***** Given data *****

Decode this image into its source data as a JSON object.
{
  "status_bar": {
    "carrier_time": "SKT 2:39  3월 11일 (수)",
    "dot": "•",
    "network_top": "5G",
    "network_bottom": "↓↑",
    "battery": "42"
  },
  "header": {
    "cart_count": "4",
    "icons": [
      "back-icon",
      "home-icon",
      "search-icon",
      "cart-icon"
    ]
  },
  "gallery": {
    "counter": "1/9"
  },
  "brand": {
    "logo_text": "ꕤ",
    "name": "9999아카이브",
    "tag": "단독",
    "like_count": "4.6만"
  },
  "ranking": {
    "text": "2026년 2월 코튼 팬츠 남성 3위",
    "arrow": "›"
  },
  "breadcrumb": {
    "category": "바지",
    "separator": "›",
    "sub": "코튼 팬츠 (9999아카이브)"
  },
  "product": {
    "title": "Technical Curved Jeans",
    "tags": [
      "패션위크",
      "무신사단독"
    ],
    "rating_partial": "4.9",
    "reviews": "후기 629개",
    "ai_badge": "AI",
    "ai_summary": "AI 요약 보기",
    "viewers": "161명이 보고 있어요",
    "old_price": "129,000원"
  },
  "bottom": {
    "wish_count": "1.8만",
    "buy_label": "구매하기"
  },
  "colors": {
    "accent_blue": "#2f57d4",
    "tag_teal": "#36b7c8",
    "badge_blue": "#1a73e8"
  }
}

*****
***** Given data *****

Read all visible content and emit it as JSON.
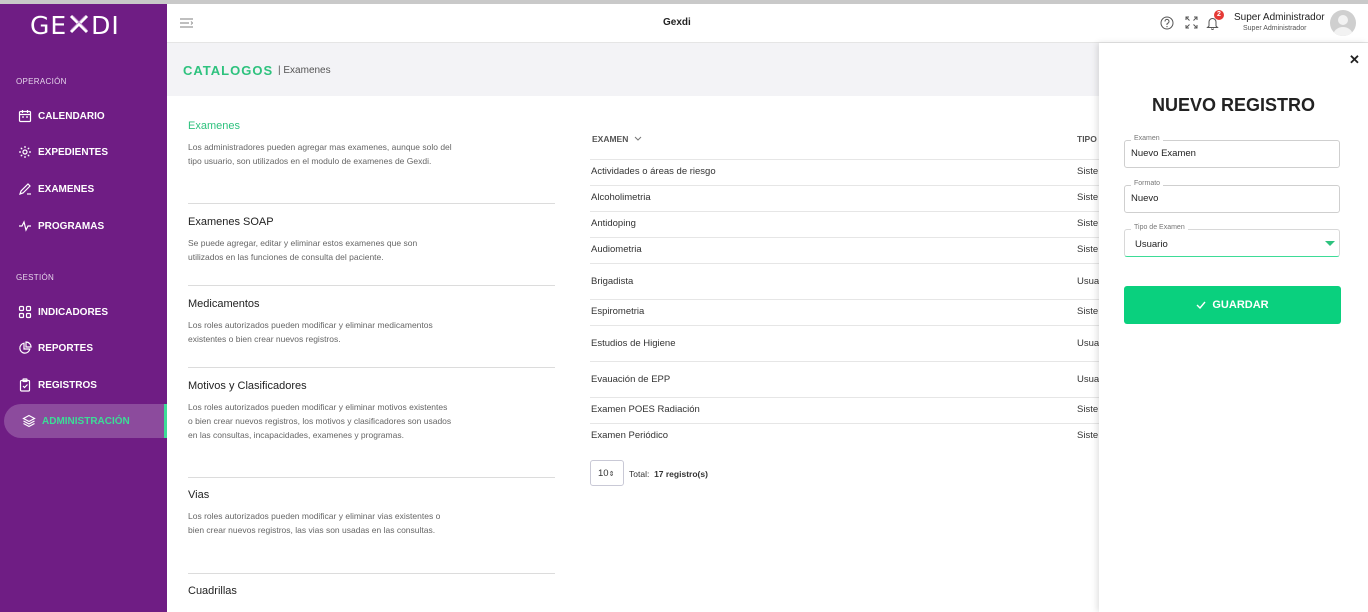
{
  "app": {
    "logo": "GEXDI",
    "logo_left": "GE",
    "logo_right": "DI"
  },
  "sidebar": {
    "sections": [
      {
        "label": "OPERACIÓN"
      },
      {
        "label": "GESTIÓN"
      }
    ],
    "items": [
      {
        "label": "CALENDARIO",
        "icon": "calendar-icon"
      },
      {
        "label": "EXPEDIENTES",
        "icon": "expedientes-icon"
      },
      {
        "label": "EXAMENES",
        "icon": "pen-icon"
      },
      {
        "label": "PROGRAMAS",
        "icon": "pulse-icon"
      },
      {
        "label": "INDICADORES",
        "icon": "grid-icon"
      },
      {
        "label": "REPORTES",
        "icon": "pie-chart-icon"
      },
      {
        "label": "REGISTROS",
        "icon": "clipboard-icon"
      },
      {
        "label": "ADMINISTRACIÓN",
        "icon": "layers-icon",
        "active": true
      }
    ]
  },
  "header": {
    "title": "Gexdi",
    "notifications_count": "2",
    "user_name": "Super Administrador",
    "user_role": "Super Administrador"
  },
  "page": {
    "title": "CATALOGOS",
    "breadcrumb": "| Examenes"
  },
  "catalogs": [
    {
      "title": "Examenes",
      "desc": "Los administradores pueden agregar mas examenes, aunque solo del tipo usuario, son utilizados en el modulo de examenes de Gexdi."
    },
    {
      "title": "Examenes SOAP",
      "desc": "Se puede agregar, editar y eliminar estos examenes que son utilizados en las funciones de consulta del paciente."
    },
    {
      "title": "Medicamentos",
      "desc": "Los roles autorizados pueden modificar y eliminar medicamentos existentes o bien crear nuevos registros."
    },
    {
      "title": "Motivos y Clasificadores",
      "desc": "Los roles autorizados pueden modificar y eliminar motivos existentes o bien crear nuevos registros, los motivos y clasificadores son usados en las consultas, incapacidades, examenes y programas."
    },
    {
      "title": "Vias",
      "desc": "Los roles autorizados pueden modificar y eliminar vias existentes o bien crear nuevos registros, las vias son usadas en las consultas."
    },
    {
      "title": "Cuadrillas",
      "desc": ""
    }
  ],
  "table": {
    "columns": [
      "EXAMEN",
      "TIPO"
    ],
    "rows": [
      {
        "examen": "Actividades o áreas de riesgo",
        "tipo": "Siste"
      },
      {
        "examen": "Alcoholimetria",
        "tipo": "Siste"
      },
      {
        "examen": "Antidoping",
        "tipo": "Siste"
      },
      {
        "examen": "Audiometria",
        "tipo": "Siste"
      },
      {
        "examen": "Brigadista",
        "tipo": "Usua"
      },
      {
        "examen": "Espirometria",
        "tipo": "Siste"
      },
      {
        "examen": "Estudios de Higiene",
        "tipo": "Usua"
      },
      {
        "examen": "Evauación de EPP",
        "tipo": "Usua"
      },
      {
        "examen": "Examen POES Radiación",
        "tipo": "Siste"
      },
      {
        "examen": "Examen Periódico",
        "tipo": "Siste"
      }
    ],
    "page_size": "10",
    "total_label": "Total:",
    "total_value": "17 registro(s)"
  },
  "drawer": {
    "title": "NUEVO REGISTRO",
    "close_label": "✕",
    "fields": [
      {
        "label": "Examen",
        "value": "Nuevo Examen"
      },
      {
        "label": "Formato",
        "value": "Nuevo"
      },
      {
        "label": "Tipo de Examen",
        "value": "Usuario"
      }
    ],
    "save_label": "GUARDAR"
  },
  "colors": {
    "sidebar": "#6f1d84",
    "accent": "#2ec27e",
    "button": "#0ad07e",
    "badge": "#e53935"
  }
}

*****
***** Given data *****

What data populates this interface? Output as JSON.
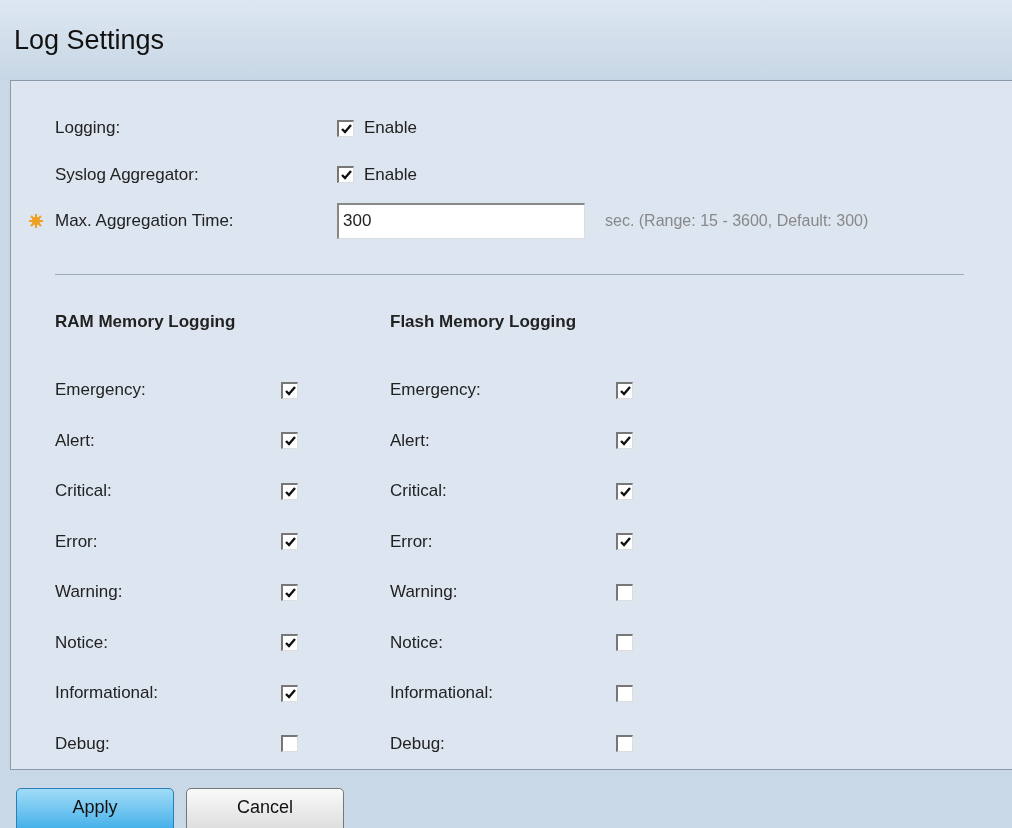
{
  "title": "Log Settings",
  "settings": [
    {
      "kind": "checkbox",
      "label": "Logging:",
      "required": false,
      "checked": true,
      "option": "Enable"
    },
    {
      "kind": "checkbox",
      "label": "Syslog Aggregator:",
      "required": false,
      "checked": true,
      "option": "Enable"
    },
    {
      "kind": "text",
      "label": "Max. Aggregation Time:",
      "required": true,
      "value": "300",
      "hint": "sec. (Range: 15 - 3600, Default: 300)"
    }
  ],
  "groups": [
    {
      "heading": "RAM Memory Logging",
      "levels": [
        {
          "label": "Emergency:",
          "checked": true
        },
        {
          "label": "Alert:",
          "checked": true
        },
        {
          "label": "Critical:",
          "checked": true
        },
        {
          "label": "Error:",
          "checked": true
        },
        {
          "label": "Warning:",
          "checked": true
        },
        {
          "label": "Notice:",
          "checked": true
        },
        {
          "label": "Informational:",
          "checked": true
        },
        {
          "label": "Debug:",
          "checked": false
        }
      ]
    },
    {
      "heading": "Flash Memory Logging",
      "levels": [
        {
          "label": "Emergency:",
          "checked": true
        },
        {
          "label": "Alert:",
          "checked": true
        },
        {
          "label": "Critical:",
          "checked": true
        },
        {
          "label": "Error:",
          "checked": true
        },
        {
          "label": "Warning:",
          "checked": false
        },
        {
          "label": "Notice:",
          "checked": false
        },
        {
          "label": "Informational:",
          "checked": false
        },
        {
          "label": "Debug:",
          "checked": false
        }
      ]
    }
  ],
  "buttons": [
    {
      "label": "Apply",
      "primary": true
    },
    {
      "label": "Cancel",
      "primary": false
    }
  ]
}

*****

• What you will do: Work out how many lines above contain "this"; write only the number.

• Task output: 2